If you’re behind on one or more monthly bills or you need help living within your means, you can turn to a credit counseling or debt management agency (learn more about if debt management is right for you), or you may be able to find free counseling at your local library or another non-profit organization.
4. Pay all bills on time going forward
Pay all of your monthly bills on time, period!
If you are behind on any, get caught up as soon as you can. On-time payments are the single most important factor to your credit score, and your credit won’t improve until you can consistently pay every bill on time.
5. Pay down credit card balances
Finally, take charge of your credit cards.
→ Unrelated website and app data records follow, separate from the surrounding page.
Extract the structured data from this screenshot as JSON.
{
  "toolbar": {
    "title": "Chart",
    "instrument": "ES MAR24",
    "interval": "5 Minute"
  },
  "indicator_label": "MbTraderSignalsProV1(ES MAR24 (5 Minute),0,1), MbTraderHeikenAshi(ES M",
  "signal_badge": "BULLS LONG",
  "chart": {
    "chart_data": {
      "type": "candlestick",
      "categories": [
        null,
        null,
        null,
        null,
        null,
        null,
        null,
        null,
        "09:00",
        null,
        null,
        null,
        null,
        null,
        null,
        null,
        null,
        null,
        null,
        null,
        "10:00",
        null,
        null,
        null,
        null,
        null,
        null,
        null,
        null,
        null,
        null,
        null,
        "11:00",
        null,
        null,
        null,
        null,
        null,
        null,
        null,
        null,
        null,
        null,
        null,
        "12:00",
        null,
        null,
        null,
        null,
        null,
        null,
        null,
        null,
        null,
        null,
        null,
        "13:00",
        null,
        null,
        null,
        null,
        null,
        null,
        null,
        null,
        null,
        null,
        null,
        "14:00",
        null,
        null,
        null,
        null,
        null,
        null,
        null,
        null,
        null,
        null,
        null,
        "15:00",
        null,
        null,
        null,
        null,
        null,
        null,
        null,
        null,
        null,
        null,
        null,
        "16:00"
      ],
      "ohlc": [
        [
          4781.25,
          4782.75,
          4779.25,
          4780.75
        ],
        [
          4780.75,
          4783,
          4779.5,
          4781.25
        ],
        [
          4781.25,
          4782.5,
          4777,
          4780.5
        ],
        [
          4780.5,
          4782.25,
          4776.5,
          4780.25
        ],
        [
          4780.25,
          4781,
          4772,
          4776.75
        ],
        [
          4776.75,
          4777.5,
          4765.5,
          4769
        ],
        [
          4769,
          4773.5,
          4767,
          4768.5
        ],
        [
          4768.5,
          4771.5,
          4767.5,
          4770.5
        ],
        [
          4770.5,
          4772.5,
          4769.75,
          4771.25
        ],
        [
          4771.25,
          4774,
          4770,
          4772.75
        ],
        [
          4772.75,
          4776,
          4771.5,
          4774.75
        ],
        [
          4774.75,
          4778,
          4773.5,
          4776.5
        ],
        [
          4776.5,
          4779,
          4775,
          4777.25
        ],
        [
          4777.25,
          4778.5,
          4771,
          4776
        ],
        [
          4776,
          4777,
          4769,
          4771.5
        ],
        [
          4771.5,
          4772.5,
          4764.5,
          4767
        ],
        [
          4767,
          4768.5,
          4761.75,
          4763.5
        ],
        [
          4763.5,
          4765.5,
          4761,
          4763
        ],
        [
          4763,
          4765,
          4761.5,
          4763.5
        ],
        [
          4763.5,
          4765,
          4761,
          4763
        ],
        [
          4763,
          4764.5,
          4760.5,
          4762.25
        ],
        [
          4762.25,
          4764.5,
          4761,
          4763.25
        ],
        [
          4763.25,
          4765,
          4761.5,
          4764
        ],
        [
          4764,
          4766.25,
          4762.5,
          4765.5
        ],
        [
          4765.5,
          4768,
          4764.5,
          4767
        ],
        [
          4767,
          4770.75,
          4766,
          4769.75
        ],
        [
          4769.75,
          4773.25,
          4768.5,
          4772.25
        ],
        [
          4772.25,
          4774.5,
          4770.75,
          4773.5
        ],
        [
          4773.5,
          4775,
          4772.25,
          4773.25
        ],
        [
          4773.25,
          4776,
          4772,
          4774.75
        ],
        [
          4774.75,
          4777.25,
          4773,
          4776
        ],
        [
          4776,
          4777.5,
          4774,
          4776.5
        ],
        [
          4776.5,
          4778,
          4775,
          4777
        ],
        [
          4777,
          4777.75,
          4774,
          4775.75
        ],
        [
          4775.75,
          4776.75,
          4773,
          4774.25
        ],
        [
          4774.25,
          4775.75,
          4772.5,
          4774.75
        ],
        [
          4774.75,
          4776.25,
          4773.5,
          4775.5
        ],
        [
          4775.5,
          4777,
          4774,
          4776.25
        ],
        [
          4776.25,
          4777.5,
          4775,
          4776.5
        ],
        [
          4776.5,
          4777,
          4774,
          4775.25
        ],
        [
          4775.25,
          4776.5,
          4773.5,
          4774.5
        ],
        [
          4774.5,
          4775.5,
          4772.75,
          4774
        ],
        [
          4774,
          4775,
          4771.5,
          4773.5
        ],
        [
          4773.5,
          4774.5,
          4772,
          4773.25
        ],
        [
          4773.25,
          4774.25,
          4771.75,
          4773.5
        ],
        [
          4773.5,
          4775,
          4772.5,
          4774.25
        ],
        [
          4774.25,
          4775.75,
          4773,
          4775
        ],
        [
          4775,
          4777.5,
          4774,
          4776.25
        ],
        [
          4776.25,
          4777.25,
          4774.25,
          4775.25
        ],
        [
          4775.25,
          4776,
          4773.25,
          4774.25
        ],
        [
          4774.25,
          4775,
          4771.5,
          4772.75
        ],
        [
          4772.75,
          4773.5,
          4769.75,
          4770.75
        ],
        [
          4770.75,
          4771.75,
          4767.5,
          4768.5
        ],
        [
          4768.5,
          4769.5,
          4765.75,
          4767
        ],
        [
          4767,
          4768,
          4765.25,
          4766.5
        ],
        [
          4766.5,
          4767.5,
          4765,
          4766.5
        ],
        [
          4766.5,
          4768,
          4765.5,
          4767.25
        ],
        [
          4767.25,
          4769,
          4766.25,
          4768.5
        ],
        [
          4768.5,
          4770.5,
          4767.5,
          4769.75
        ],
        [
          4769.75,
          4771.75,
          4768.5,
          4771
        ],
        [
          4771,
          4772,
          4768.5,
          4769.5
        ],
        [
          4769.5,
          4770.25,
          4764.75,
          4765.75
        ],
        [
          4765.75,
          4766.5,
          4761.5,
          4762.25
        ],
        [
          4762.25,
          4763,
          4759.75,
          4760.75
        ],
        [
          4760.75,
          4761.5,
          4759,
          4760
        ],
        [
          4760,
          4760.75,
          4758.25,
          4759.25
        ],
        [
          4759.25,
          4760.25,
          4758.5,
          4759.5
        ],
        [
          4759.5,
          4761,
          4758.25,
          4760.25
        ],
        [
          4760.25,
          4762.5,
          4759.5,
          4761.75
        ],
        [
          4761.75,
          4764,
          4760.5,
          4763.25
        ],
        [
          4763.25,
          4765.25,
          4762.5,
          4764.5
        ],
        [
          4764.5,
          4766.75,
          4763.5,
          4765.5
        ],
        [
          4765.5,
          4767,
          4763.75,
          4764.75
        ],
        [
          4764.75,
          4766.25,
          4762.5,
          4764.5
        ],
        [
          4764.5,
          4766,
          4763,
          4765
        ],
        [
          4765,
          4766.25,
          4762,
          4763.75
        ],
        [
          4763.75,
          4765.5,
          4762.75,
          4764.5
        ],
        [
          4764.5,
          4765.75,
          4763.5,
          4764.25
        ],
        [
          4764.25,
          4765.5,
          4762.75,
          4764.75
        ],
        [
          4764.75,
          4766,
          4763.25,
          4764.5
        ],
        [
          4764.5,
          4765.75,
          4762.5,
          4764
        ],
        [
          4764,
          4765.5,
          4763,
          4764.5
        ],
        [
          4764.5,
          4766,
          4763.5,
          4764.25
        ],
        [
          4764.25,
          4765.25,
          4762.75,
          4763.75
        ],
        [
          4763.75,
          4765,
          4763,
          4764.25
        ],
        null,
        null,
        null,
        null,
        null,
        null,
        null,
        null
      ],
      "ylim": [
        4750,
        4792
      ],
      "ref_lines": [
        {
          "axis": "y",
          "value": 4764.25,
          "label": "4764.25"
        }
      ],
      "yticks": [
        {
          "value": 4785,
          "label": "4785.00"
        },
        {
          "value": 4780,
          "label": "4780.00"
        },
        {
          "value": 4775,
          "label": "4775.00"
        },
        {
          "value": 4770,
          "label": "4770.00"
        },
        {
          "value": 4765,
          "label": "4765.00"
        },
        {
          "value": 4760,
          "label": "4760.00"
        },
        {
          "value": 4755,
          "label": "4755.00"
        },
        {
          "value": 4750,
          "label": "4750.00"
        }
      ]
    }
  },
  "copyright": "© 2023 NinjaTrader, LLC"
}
If you have any outstanding balances, make room in your budget to pay down these debts bit by bit, every month until they are G-O-N-E.
Know your credit limits and make every effort to stay well under the maximum when charging items. Debt is analyzed by ratios. If you charge $500 on a card which has a $1,500 limit, you’ve used 33%, which is better for your credit score than charging the same amount on a card which has a $1,000 limit (50%), both of which are better than being maxed out (100%). Pay these credit cards down, but don’t cancel them. The total amount of available credit affects your score, even if you owe nothing.
6. Don’t apply for new credit
Finally, resist the temptation to open a new credit card, even when a store offers a discount on your purchase for doing so. Each time you apply for credit is listed on your credit report as a “hard inquiry” and if you have too many within two years, your credit score will suffer.
Once you’ve fixed errors on your credit report, begun budgeting and paying off debts, be patient. It will take months or even a couple of years for your credit score to improve, but if you plan on buying a new home, it’s well worth it.